"I'm addicted to this rice!"
These are the words of my wife Rebecca upon trying this dish for the first time. And I understand - I've tasted the rice.
Coconut is a polarizing food. For every person who hears the word "coconut" and thinks "Mmmmm", there is another who thinks "Yuck". There's also probably another person like me who thinks, "You put the lime in the coconut and shake it all up. You put the lime in the coconut and drink em both up...", but that's not helpful.
In this dish, plain long grain rice is cooked in coconut milk, absorbing the milk and the flavor. It seems like it should be a dessert dish, but it works well as a side to a tangy or spicy main course. I served it with a vegetarian version of a citrusy spicy Thai tom kha kai soup that I'll publish Monday, and it was well received. One guest even took to lightly dipping his rice in the soup to combine the flavors directly.
I make the coconut milk a little thicker with some shredded coconut and blend the mix together to not only integrate and further shred the dried coconut but to homogenize the coconut milk which separates into a coconut milk and coconut cream component in the can. You can omit the shredded coconut, but do stir or blend your coconut milk together to make it uniformly thick or you may end up with rice with less coconut flavor in the rice itself mixed with a coconut paste. That might be good, but it's not what we're shooting for here.
1 14 oz. can Coconut Milk - (note, do not use creamed coconut or coconut cream for this recipe. You want the thinner milk and not the thicker sweetened coconut cream that is better used for fruity drinks)
1 1/2 cups long grain rice
1 big pinch kosher salt
optional - 1/2 cup shredded cocount
water or soy milk as needed
Homogenize your coconut milk in a blender by pouring it in and pureeing for about 15 seconds. If using the shredded coconut, add it before blending and blend for 20 seconds.
Pour the coconut milk into a medium pot over high heat and add 1/4 cup water or soy milk. Add the salt and stir. Bring the mix to a boil, reduce to a bare simmer and cover.
After about 10 minutes, test the rice. If it is still undercooked (and it should be at this stage), replace cover and continue cooking. If the rice is drying out when you check it, add a little soy milk or water and check again in a few minutes. Repeat as needed until the rice is tender. I had a tough time "breaking" my rice and eventually added some soy milk, stirred the pot, and brought it back up to a boil which did the trick in a minute or so.

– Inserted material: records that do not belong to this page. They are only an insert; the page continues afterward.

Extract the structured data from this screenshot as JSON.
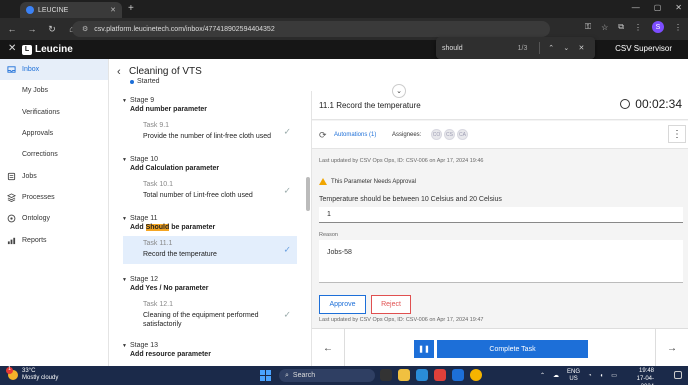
{
  "browser": {
    "tab_title": "LEUCINE",
    "url": "csv.platform.leucinetech.com/inbox/477418902594404352"
  },
  "find": {
    "query": "should",
    "count": "1/3"
  },
  "app": {
    "logo": "Leucine",
    "role": "CSV Supervisor"
  },
  "sidebar": {
    "items": [
      {
        "label": "Inbox",
        "icon": "inbox-icon"
      },
      {
        "label": "My Jobs",
        "icon": ""
      },
      {
        "label": "Verifications",
        "icon": ""
      },
      {
        "label": "Approvals",
        "icon": ""
      },
      {
        "label": "Corrections",
        "icon": ""
      },
      {
        "label": "Jobs",
        "icon": "jobs-icon"
      },
      {
        "label": "Processes",
        "icon": "processes-icon"
      },
      {
        "label": "Ontology",
        "icon": "ontology-icon"
      },
      {
        "label": "Reports",
        "icon": "reports-icon"
      }
    ]
  },
  "job": {
    "title": "Cleaning of VTS",
    "status": "Started"
  },
  "stages": [
    {
      "label": "Stage 9",
      "name": "Add number parameter",
      "tasks": [
        {
          "id": "Task 9.1",
          "name": "Provide the number of lint-free cloth used"
        }
      ]
    },
    {
      "label": "Stage 10",
      "name": "Add Calculation parameter",
      "tasks": [
        {
          "id": "Task 10.1",
          "name": "Total number of Lint-free cloth used"
        }
      ]
    },
    {
      "label": "Stage 11",
      "name_pre": "Add ",
      "name_hl": "Should",
      "name_post": " be parameter",
      "tasks": [
        {
          "id": "Task 11.1",
          "name": "Record the temperature"
        }
      ]
    },
    {
      "label": "Stage 12",
      "name": "Add Yes / No parameter",
      "tasks": [
        {
          "id": "Task 12.1",
          "name": "Cleaning of the equipment performed satisfactorily"
        }
      ]
    },
    {
      "label": "Stage 13",
      "name": "Add resource parameter"
    }
  ],
  "task": {
    "title": "11.1 Record the temperature",
    "timer": "00:02:34",
    "automations": "Automations (1)",
    "assignees_label": "Assignees:",
    "assignees": [
      "CO",
      "CS",
      "CA"
    ],
    "updated_top": "Last updated by CSV Ops Ops, ID: CSV-006 on Apr 17, 2024 19:46",
    "approval_warning": "This Parameter Needs Approval",
    "param_label": "Temperature should be between 10 Celsius and 20 Celsius",
    "param_value": "1",
    "reason_label": "Reason",
    "reason_value": "Jobs-58",
    "approve": "Approve",
    "reject": "Reject",
    "updated_bottom": "Last updated by CSV Ops Ops, ID: CSV-006 on Apr 17, 2024 19:47",
    "complete": "Complete Task"
  },
  "taskbar": {
    "temp": "33°C",
    "weather": "Mostly cloudy",
    "search_placeholder": "Search",
    "lang1": "ENG",
    "lang2": "US",
    "time": "19:48",
    "date": "17-04-2024",
    "notif_count": "1"
  }
}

You can use water to add liquid to the dish, but I found as I added water that the flavor of the coconut in the rice was diluted (duh). Soy milk has a similar flavor profile to coconut milk, and added back some of the flavor lost earlier. Of course you could use more homogenized coconut milk as well. Different rices cook differently, and I'd be leery of waterlogging the rice (or coconutmilk-logging the rice) so start with the amount of coconut milk listed here and add slowly.
If you end up with soupy rice, take the lid off the pot and try to cook off the excess moisture. If you add the liquid a small amount at a time (think a 1/4 cup at most), this shouldn't happen as rice can absorb a heck of a lot of liquid.
Serve on its own or as a side for a spicy dish. What to drink with this dish? It's obvious - "You put the lime in de coconut and shake it all up. You put de lime in de coconut and shake it all up. Doctor! Doctor!"